### GIVEN DATA ###

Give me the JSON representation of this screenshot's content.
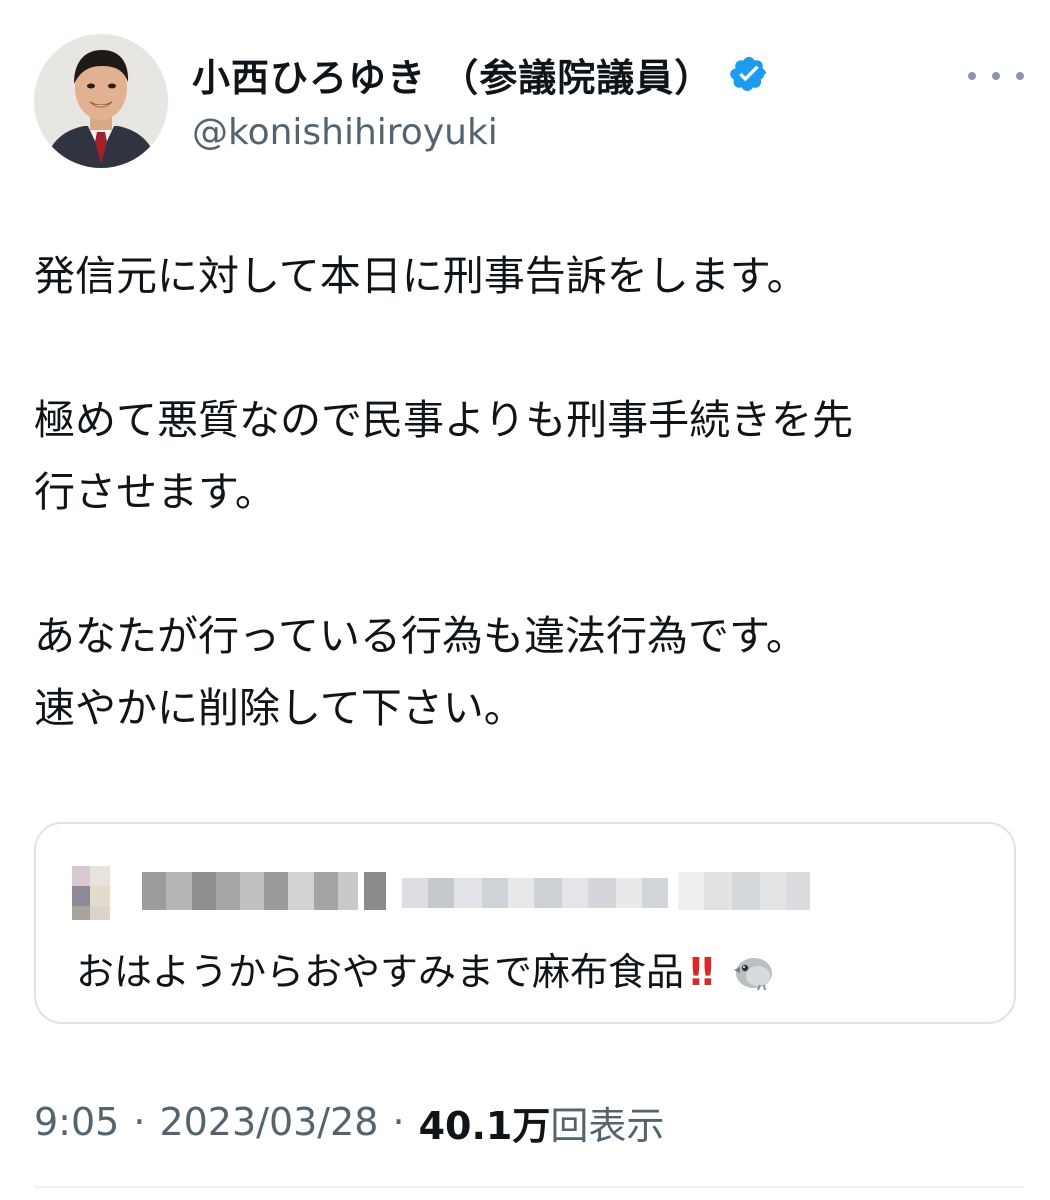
{
  "author": {
    "display_name": "小西ひろゆき （参議院議員）",
    "handle": "@konishihiroyuki",
    "verified": true
  },
  "icons": {
    "verified": "verified-badge-icon",
    "more": "more-options-icon",
    "quote_emoji": "bird-icon"
  },
  "tweet": {
    "paragraphs": [
      {
        "lines": [
          "発信元に対して本日に刑事告訴をします。"
        ]
      },
      {
        "lines": [
          "極めて悪質なので民事よりも刑事手続きを先",
          "行させます。"
        ]
      },
      {
        "lines": [
          "あなたが行っている行為も違法行為です。",
          "速やかに削除して下さい。"
        ]
      }
    ]
  },
  "quoted_tweet": {
    "text": "おはようからおやすみまで麻布食品",
    "emoji": "‼"
  },
  "meta": {
    "time": "9:05",
    "separator": "·",
    "date": "2023/03/28",
    "views_count": "40.1万",
    "views_label": "回表示"
  },
  "colors": {
    "verified_blue": "#1d9bf0",
    "secondary_text": "#536471",
    "primary_text": "#0f1419",
    "card_border": "#dfe3e6"
  }
}
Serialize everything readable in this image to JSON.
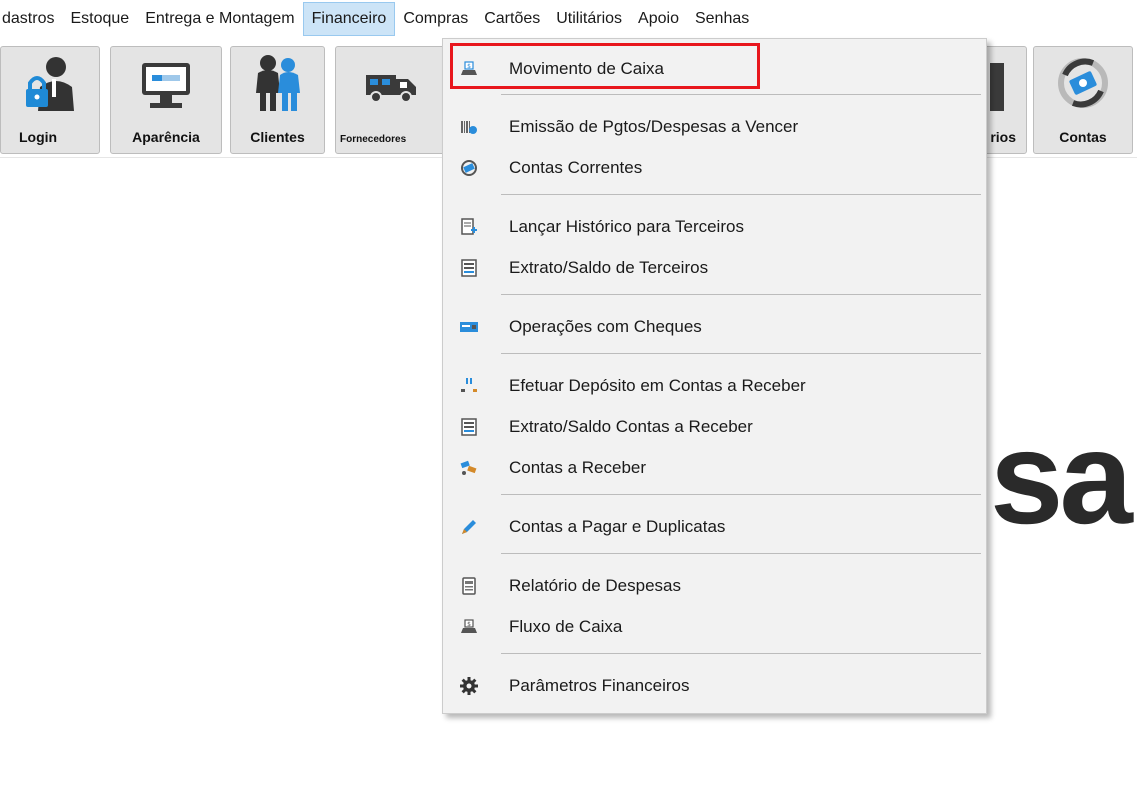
{
  "menubar": {
    "items": [
      {
        "label": "dastros",
        "name": "menu-cadastros"
      },
      {
        "label": "Estoque",
        "name": "menu-estoque"
      },
      {
        "label": "Entrega e Montagem",
        "name": "menu-entrega-montagem"
      },
      {
        "label": "Financeiro",
        "name": "menu-financeiro"
      },
      {
        "label": "Compras",
        "name": "menu-compras"
      },
      {
        "label": "Cartões",
        "name": "menu-cartoes"
      },
      {
        "label": "Utilitários",
        "name": "menu-utilitarios"
      },
      {
        "label": "Apoio",
        "name": "menu-apoio"
      },
      {
        "label": "Senhas",
        "name": "menu-senhas"
      }
    ],
    "active": "Financeiro"
  },
  "toolbar": {
    "login": "Login",
    "aparencia": "Aparência",
    "clientes": "Clientes",
    "fornecedores": "Fornecedores",
    "relatorios_partial": "rios",
    "contas": "Contas"
  },
  "background_text": "sa",
  "financeiro_menu": {
    "movimento_caixa": "Movimento de Caixa",
    "emissao_pgtos": "Emissão de Pgtos/Despesas a Vencer",
    "contas_correntes": "Contas Correntes",
    "lancar_historico": "Lançar Histórico para Terceiros",
    "extrato_terceiros": "Extrato/Saldo de Terceiros",
    "operacoes_cheques": "Operações com Cheques",
    "efetuar_deposito": "Efetuar Depósito em Contas a Receber",
    "extrato_receber": "Extrato/Saldo Contas a Receber",
    "contas_receber": "Contas a Receber",
    "contas_pagar": "Contas a Pagar e Duplicatas",
    "relatorio_despesas": "Relatório de Despesas",
    "fluxo_caixa": "Fluxo de Caixa",
    "parametros": "Parâmetros Financeiros"
  },
  "colors": {
    "highlight": "#e8161d",
    "menu_active": "#cce4f7",
    "menu_bg": "#f2f2f2"
  }
}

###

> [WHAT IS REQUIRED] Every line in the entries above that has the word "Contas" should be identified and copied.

> [SOLUTION TO THE EXERCISE]
    "contas": "Contas"
    "contas_correntes": "Contas Correntes",
    "efetuar_deposito": "Efetuar Depósito em Contas a Receber",
    "extrato_receber": "Extrato/Saldo Contas a Receber",
    "contas_receber": "Contas a Receber",
    "contas_pagar": "Contas a Pagar e Duplicatas",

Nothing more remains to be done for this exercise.